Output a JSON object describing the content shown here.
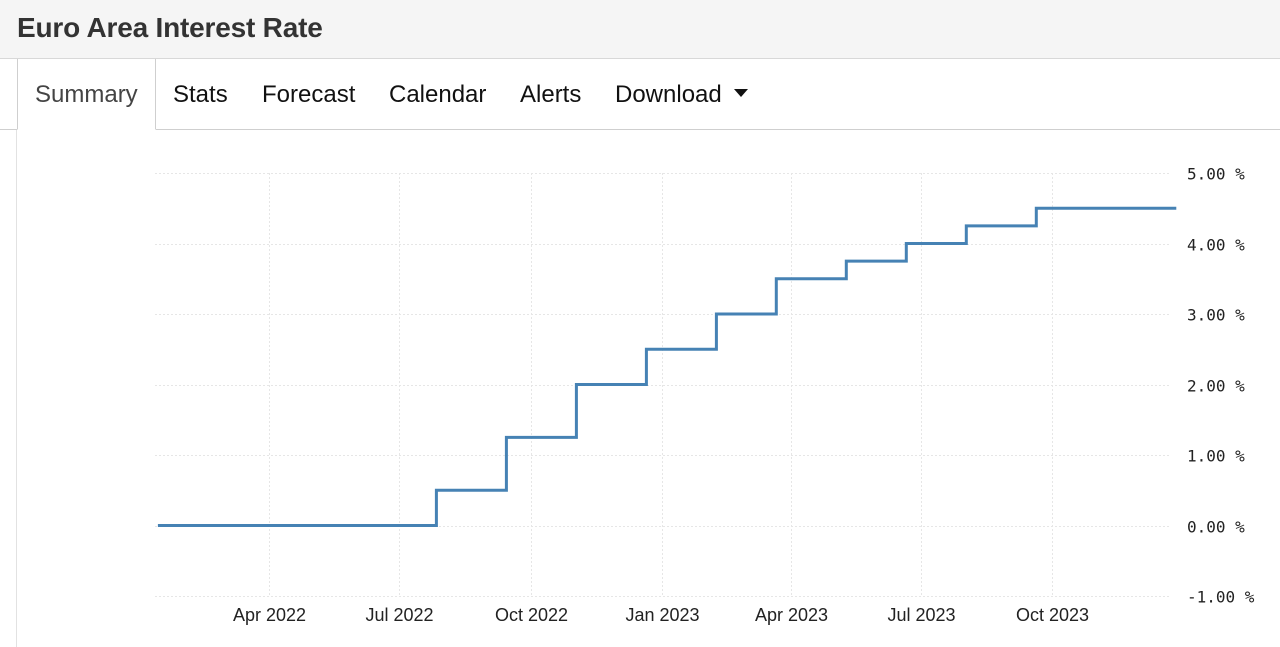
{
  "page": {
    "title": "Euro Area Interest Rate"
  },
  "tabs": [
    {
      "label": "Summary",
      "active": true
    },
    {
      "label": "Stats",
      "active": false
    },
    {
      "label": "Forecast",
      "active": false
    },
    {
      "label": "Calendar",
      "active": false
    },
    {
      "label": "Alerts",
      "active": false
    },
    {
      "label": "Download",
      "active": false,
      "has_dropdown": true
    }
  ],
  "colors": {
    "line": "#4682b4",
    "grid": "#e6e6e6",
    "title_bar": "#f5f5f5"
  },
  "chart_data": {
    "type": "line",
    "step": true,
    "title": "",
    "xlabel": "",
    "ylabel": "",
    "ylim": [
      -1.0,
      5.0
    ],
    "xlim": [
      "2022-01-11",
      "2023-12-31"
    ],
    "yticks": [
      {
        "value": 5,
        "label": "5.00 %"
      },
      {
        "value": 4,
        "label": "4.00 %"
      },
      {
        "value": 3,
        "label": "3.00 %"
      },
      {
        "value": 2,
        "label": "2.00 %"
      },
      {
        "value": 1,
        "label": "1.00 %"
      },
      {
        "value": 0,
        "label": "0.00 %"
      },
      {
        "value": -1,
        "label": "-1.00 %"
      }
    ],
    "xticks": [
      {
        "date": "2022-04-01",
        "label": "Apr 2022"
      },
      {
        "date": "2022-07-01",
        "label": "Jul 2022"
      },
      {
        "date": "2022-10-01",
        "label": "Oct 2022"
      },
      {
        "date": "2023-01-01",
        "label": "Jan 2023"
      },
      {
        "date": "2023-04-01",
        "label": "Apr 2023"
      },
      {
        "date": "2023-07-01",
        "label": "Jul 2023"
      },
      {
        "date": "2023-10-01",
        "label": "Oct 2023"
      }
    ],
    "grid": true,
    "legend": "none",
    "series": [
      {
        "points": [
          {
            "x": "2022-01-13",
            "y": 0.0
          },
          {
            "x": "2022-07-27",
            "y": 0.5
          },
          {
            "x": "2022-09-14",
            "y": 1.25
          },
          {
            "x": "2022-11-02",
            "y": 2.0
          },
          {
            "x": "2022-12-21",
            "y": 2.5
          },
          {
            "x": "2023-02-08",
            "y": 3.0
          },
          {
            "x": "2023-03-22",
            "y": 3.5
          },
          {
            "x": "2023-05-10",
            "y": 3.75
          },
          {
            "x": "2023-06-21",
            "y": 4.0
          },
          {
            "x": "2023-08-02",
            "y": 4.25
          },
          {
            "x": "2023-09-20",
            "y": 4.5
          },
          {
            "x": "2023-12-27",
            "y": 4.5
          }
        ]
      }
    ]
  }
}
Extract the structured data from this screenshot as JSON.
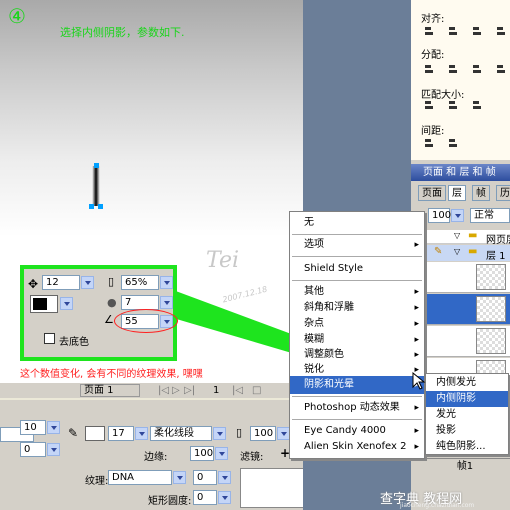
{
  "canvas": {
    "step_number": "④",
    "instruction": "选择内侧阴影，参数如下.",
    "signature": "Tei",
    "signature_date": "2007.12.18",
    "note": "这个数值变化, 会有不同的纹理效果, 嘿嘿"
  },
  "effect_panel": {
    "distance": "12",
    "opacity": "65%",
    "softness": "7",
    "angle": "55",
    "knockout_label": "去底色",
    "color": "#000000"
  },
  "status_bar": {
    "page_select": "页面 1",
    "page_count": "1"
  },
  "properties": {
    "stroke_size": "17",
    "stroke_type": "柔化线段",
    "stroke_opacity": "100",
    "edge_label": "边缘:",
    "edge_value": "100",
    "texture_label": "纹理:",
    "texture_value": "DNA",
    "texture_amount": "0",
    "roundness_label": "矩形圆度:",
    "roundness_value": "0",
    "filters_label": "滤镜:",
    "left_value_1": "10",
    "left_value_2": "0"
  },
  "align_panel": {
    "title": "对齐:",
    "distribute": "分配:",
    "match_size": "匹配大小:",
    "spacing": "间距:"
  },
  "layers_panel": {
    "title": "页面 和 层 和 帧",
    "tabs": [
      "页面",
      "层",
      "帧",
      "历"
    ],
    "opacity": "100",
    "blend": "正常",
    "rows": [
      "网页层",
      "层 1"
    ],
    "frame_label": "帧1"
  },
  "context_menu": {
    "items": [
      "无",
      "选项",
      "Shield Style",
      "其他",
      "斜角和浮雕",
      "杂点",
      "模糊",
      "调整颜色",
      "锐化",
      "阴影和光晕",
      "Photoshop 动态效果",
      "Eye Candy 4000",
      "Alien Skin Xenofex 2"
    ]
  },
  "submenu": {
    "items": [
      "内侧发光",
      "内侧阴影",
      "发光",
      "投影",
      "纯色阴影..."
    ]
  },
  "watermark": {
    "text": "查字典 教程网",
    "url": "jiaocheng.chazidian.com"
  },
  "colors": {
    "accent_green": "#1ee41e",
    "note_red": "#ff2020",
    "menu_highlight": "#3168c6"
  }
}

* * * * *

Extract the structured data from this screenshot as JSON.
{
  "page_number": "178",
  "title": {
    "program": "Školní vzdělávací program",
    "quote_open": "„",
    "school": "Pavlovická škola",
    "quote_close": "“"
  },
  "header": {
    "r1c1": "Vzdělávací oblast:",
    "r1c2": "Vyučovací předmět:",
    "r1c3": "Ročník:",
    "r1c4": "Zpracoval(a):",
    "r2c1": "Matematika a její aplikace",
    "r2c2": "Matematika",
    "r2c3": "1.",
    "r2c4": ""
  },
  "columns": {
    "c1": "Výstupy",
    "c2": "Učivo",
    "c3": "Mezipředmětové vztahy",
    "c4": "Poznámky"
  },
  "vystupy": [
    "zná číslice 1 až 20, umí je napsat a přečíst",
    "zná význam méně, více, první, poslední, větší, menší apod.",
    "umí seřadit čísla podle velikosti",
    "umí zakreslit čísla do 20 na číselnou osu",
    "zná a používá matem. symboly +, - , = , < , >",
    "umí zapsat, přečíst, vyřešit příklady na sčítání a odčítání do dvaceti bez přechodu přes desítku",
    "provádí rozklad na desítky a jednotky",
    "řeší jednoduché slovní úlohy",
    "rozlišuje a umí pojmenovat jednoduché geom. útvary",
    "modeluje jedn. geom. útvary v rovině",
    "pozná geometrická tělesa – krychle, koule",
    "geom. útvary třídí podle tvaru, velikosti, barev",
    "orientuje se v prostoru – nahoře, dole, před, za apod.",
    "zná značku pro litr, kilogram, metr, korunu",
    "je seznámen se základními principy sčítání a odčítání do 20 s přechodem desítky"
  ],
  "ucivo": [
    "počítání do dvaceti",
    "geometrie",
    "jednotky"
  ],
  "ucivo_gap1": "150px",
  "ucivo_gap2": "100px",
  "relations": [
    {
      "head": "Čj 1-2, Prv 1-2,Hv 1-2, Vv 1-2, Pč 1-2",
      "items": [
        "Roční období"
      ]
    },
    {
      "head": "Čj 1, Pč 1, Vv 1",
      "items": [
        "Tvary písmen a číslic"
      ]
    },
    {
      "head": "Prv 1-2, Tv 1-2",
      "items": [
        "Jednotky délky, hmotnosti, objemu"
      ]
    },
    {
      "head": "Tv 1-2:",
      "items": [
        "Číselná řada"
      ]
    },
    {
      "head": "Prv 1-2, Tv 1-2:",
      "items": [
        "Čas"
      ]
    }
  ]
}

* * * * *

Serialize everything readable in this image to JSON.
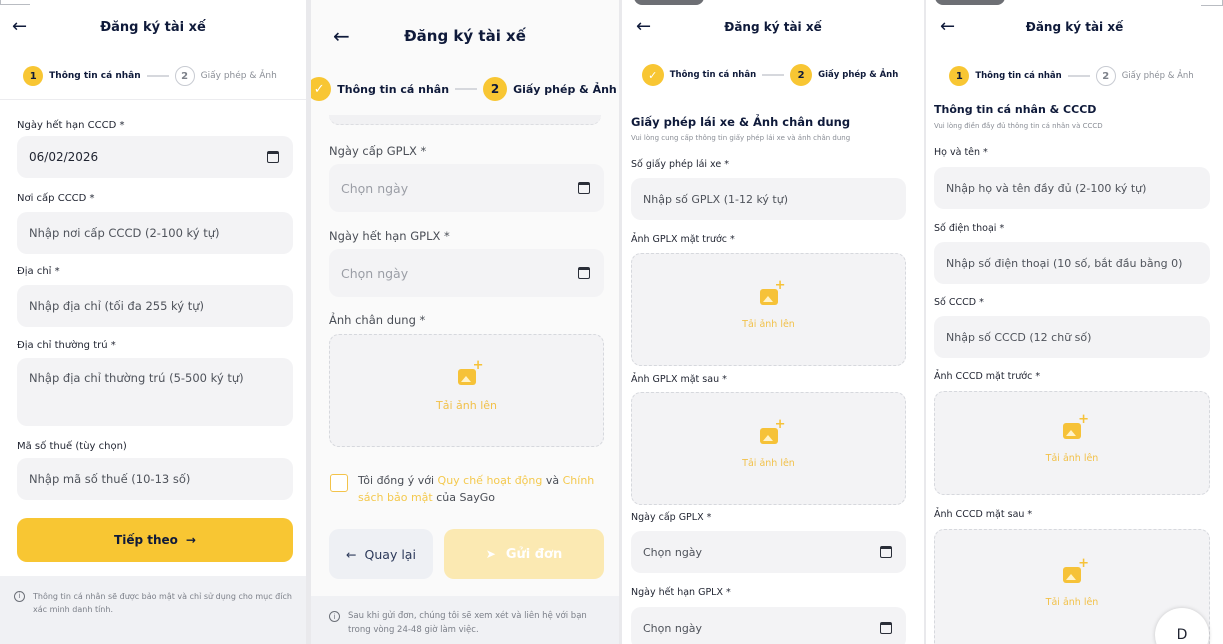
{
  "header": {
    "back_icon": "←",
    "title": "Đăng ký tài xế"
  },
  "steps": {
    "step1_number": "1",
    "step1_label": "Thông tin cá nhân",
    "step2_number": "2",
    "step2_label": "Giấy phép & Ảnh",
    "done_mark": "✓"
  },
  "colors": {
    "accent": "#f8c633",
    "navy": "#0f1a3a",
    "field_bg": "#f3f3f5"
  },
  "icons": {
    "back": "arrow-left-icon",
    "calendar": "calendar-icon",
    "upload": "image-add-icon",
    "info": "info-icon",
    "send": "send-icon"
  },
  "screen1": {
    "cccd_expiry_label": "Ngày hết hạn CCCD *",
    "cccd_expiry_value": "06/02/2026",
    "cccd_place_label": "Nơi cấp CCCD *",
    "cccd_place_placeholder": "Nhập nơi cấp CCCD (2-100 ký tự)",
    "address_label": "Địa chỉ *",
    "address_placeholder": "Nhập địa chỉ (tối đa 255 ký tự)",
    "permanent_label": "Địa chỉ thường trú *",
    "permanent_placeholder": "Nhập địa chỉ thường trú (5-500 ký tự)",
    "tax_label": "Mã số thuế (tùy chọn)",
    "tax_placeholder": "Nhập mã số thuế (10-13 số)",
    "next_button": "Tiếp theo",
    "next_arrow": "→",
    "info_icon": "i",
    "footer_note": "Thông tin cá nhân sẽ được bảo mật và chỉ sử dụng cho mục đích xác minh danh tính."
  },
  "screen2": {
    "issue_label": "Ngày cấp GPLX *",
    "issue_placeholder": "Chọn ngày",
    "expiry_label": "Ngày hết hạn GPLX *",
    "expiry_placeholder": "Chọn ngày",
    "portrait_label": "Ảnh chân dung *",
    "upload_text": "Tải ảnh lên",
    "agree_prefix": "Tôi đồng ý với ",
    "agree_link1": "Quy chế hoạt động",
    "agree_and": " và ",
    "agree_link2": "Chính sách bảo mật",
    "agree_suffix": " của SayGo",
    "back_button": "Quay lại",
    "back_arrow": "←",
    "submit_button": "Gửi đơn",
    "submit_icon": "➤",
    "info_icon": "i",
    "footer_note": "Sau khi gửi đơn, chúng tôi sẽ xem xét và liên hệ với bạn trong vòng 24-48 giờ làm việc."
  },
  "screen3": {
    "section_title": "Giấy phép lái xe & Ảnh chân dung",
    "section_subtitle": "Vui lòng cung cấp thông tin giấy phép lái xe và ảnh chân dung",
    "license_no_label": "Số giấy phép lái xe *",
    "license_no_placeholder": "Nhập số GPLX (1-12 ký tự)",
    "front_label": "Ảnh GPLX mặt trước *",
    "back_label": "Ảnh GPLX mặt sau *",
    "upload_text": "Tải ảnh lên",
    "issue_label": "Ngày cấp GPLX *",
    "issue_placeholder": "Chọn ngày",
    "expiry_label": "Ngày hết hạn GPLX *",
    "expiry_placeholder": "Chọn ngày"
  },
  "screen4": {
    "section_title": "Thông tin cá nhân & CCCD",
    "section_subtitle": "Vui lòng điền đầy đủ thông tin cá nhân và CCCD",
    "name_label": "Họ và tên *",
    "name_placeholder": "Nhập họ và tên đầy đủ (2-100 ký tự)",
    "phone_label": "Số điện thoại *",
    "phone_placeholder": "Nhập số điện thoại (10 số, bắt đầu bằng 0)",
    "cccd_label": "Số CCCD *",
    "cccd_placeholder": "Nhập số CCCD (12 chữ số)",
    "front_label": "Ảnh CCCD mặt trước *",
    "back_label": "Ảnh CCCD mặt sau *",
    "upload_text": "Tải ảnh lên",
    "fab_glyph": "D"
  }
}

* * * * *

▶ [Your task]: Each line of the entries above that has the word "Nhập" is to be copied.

▶ [Written response]:
    "cccd_place_placeholder": "Nhập nơi cấp CCCD (2-100 ký tự)",
    "address_placeholder": "Nhập địa chỉ (tối đa 255 ký tự)",
    "permanent_placeholder": "Nhập địa chỉ thường trú (5-500 ký tự)",
    "tax_placeholder": "Nhập mã số thuế (10-13 số)",
    "license_no_placeholder": "Nhập số GPLX (1-12 ký tự)",
    "name_placeholder": "Nhập họ và tên đầy đủ (2-100 ký tự)",
    "phone_placeholder": "Nhập số điện thoại (10 số, bắt đầu bằng 0)",
    "cccd_placeholder": "Nhập số CCCD (12 chữ số)",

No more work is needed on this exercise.